There is a proposal by the Department of Basic Education to introduce a "no repeat" policy at the foundation phase of schooling, where learners from grades 1 to 3 will be advanced to the next class and not held back, even if they have not acquired the skills to move on.
Minister of Basic Education Angie Motshekga said in Parliament last year that expert opinion suggested it was not beneficial for pupils in the lower grades, between the ages of 6 and 10, to repeat a grade.
Motshekga claims research supports that repeating these grades has no benefit and impacts negatively on children's sense of failure which can persist throughout their lives.
Creative parenting consultant Nikki Bush talks to John Maytham about why she believes this would be a very bad move.
It is a very controversial issue and will have a serious impact on children and business who will one day want to employ numero-literate people.— Nikki Bush, Creative parenting expert
We need to press the pause button on this change to give it more due consideration.— Nikki Bush, Creative parenting expert
This proposal addresses only what can be seen right now, "the tip of the iceberg".
It is a bandaid for the bottleneck, as the department says the highest grade for repetitions is grade 1.— Nikki Bush, Creative parenting expert
She says by not allowing grade 1s to repeat, the bottleneck is simply pushed up to grade 4 level.
So it is not really addressing the problem.— Nikki Bush, Creative parenting expert
South Africa is still living with a very long legacy of ineffective education, says Bush.
The majority of children in South Africa do not receive pre-school education....it is only provided by private institutions of you can afford it, and in disadvantaged areas by NGOs and NPOs. it is not provided by the government.— Nikki Bush, Creative parenting expert
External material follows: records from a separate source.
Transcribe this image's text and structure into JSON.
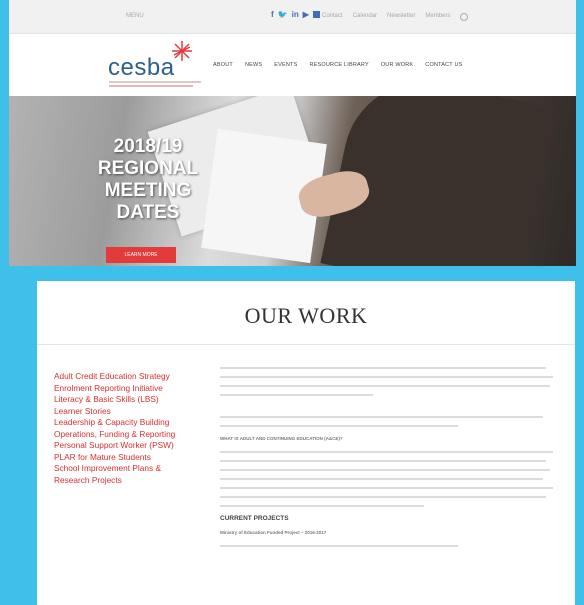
{
  "topbar": {
    "menu_label": "MENU",
    "links": [
      "Contact",
      "Calendar",
      "Newsletter",
      "Members"
    ]
  },
  "social_icons": [
    "facebook-icon",
    "twitter-icon",
    "linkedin-icon",
    "youtube-icon",
    "email-icon"
  ],
  "header": {
    "logo_text": "cesba",
    "nav": [
      "ABOUT",
      "NEWS",
      "EVENTS",
      "RESOURCE LIBRARY",
      "OUR WORK",
      "CONTACT US"
    ]
  },
  "hero": {
    "title_line1": "2018/19",
    "title_line2": "REGIONAL",
    "title_line3": "MEETING",
    "title_line4": "DATES",
    "button_label": "LEARN MORE"
  },
  "page": {
    "title": "OUR WORK",
    "sidebar": [
      "Adult Credit Education Strategy",
      "Enrolment Reporting Initiative",
      "Literacy & Basic Skills (LBS)",
      "Learner Stories",
      "Leadership & Capacity Building",
      "Operations, Funding & Reporting",
      "Personal Support Worker (PSW)",
      "PLAR for Mature Students",
      "School Improvement Plans &",
      "Research Projects"
    ],
    "question_heading": "WHAT IS ADULT AND CONTINUING EDUCATION (A&CE)?",
    "current_projects": "CURRENT PROJECTS",
    "project_title": "Ministry of Education Funded Project – 2016-2017"
  },
  "colors": {
    "page_bg": "#3fc0ea",
    "accent_red": "#d9302f",
    "logo_blue": "#2c5f8e"
  }
}
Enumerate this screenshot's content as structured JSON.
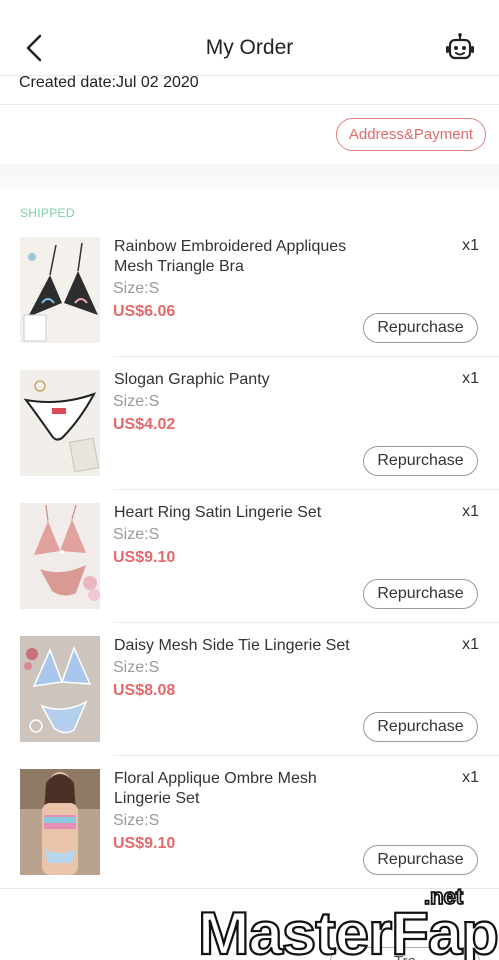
{
  "header": {
    "title": "My Order"
  },
  "order": {
    "created_date": "Created date:Jul 02 2020",
    "address_payment_label": "Address&Payment",
    "status": "SHIPPED"
  },
  "items": [
    {
      "name": "Rainbow Embroidered Appliques Mesh Triangle Bra",
      "size": "Size:S",
      "price": "US$6.06",
      "qty": "x1",
      "repurchase_label": "Repurchase"
    },
    {
      "name": "Slogan Graphic Panty",
      "size": "Size:S",
      "price": "US$4.02",
      "qty": "x1",
      "repurchase_label": "Repurchase"
    },
    {
      "name": "Heart Ring Satin Lingerie Set",
      "size": "Size:S",
      "price": "US$9.10",
      "qty": "x1",
      "repurchase_label": "Repurchase"
    },
    {
      "name": "Daisy Mesh Side Tie Lingerie Set",
      "size": "Size:S",
      "price": "US$8.08",
      "qty": "x1",
      "repurchase_label": "Repurchase"
    },
    {
      "name": "Floral Applique Ombre Mesh Lingerie Set",
      "size": "Size:S",
      "price": "US$9.10",
      "qty": "x1",
      "repurchase_label": "Repurchase"
    }
  ],
  "bottom": {
    "track_label": "Tra"
  },
  "watermark": {
    "text": "MasterFap",
    "suffix": ".net"
  },
  "colors": {
    "accent": "#e5686a",
    "status": "#7fd0a7",
    "border": "#ececec"
  },
  "icons": {
    "back": "chevron-left-icon",
    "support": "robot-icon"
  }
}
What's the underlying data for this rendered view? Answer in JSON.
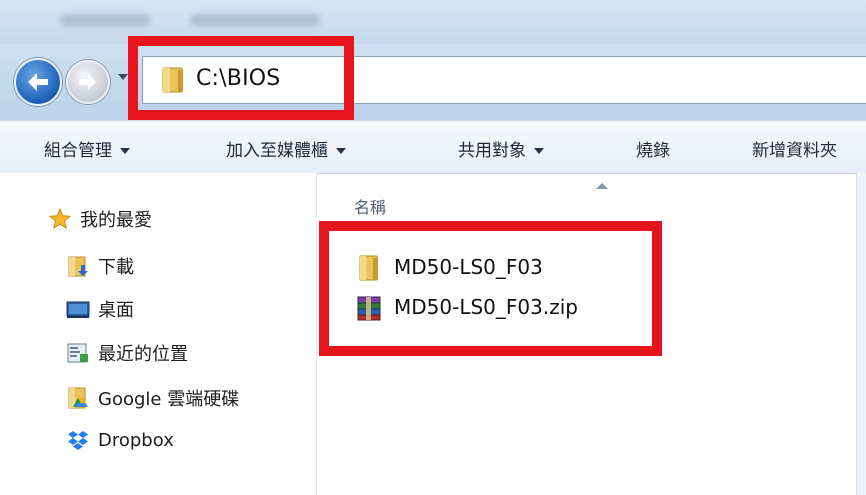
{
  "address": {
    "path": "C:\\BIOS"
  },
  "toolbar": {
    "items": [
      {
        "label": "組合管理",
        "dropdown": true
      },
      {
        "label": "加入至媒體櫃",
        "dropdown": true
      },
      {
        "label": "共用對象",
        "dropdown": true
      },
      {
        "label": "燒錄",
        "dropdown": false
      },
      {
        "label": "新增資料夾",
        "dropdown": false
      }
    ]
  },
  "nav": {
    "items": [
      {
        "label": "我的最愛",
        "icon": "star-icon"
      },
      {
        "label": "下載",
        "icon": "download-folder-icon"
      },
      {
        "label": "桌面",
        "icon": "desktop-icon"
      },
      {
        "label": "最近的位置",
        "icon": "recent-places-icon"
      },
      {
        "label": "Google 雲端硬碟",
        "icon": "google-drive-folder-icon"
      },
      {
        "label": "Dropbox",
        "icon": "dropbox-icon"
      }
    ]
  },
  "content": {
    "column_header": "名稱",
    "files": [
      {
        "name": "MD50-LS0_F03",
        "icon": "folder-icon"
      },
      {
        "name": "MD50-LS0_F03.zip",
        "icon": "winrar-archive-icon"
      }
    ]
  },
  "colors": {
    "highlight_red": "#e5141d",
    "folder_yellow": "#e9c25a",
    "back_button_blue": "#1b5fb6"
  }
}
Grade R has been made compulsory but effectively "it is playing catch-up and squashing six years of school readiness into one year", she explains.
This places enormous pressure on both teachers and pupils, she adds.
Education is a journey, not a destination. It is a process.— Nikki Bush, Creative parenting expert
Listen to Nikki Bush explaining the importance of the foundation phase and the impact on future learning: